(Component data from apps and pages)

────────────────

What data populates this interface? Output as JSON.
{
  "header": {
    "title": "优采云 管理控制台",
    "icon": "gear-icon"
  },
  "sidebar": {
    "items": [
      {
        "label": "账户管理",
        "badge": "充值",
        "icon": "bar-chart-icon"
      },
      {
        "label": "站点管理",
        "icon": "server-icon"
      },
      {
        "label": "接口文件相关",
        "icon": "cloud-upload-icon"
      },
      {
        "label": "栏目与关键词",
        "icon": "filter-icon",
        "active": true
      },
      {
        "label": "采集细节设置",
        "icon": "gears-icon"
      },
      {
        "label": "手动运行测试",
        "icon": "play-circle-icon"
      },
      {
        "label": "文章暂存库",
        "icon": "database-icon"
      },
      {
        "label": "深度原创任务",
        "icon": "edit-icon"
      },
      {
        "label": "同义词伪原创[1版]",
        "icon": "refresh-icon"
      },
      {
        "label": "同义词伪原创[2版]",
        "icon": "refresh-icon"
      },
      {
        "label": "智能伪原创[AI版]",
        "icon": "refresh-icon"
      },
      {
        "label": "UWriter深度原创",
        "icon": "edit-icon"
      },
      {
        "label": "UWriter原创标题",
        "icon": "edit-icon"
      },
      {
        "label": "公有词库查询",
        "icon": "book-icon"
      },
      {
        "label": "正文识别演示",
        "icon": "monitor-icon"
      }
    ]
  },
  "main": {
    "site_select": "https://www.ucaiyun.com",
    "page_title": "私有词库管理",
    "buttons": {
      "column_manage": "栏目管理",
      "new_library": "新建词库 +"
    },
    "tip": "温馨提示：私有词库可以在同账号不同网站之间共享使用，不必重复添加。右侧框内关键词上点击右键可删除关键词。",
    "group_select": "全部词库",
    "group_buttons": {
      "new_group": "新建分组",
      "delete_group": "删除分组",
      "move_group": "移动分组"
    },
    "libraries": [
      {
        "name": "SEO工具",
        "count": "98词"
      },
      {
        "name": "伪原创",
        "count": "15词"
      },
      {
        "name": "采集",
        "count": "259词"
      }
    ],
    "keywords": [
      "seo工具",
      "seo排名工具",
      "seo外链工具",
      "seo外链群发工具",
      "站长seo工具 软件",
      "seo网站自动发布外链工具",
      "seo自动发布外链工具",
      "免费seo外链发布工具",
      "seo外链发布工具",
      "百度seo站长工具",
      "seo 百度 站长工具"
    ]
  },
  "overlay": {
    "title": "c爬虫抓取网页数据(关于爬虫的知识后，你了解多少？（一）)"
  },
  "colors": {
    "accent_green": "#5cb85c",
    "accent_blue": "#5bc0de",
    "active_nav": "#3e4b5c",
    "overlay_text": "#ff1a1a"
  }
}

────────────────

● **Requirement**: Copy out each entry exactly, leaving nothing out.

● **Reply**:
What data populates this interface? Output as JSON.
{
  "header": {
    "title": "优采云 管理控制台",
    "icon": "gear-icon"
  },
  "sidebar": {
    "items": [
      {
        "label": "账户管理",
        "badge": "充值",
        "icon": "bar-chart-icon"
      },
      {
        "label": "站点管理",
        "icon": "server-icon"
      },
      {
        "label": "接口文件相关",
        "icon": "cloud-upload-icon"
      },
      {
        "label": "栏目与关键词",
        "icon": "filter-icon",
        "active": true
      },
      {
        "label": "采集细节设置",
        "icon": "gears-icon"
      },
      {
        "label": "手动运行测试",
        "icon": "play-circle-icon"
      },
      {
        "label": "文章暂存库",
        "icon": "database-icon"
      },
      {
        "label": "深度原创任务",
        "icon": "edit-icon"
      },
      {
        "label": "同义词伪原创[1版]",
        "icon": "refresh-icon"
      },
      {
        "label": "同义词伪原创[2版]",
        "icon": "refresh-icon"
      },
      {
        "label": "智能伪原创[AI版]",
        "icon": "refresh-icon"
      },
      {
        "label": "UWriter深度原创",
        "icon": "edit-icon"
      },
      {
        "label": "UWriter原创标题",
        "icon": "edit-icon"
      },
      {
        "label": "公有词库查询",
        "icon": "book-icon"
      },
      {
        "label": "正文识别演示",
        "icon": "monitor-icon"
      }
    ]
  },
  "main": {
    "site_select": "https://www.ucaiyun.com",
    "page_title": "私有词库管理",
    "buttons": {
      "column_manage": "栏目管理",
      "new_library": "新建词库 +"
    },
    "tip": "温馨提示：私有词库可以在同账号不同网站之间共享使用，不必重复添加。右侧框内关键词上点击右键可删除关键词。",
    "group_select": "全部词库",
    "group_buttons": {
      "new_group": "新建分组",
      "delete_group": "删除分组",
      "move_group": "移动分组"
    },
    "libraries": [
      {
        "name": "SEO工具",
        "count": "98词"
      },
      {
        "name": "伪原创",
        "count": "15词"
      },
      {
        "name": "采集",
        "count": "259词"
      }
    ],
    "keywords": [
      "seo工具",
      "seo排名工具",
      "seo外链工具",
      "seo外链群发工具",
      "站长seo工具 软件",
      "seo网站自动发布外链工具",
      "seo自动发布外链工具",
      "免费seo外链发布工具",
      "seo外链发布工具",
      "百度seo站长工具",
      "seo 百度 站长工具"
    ]
  },
  "overlay": {
    "title": "c爬虫抓取网页数据(关于爬虫的知识后，你了解多少？（一）)"
  },
  "colors": {
    "accent_green": "#5cb85c",
    "accent_blue": "#5bc0de",
    "active_nav": "#3e4b5c",
    "overlay_text": "#ff1a1a"
  }
}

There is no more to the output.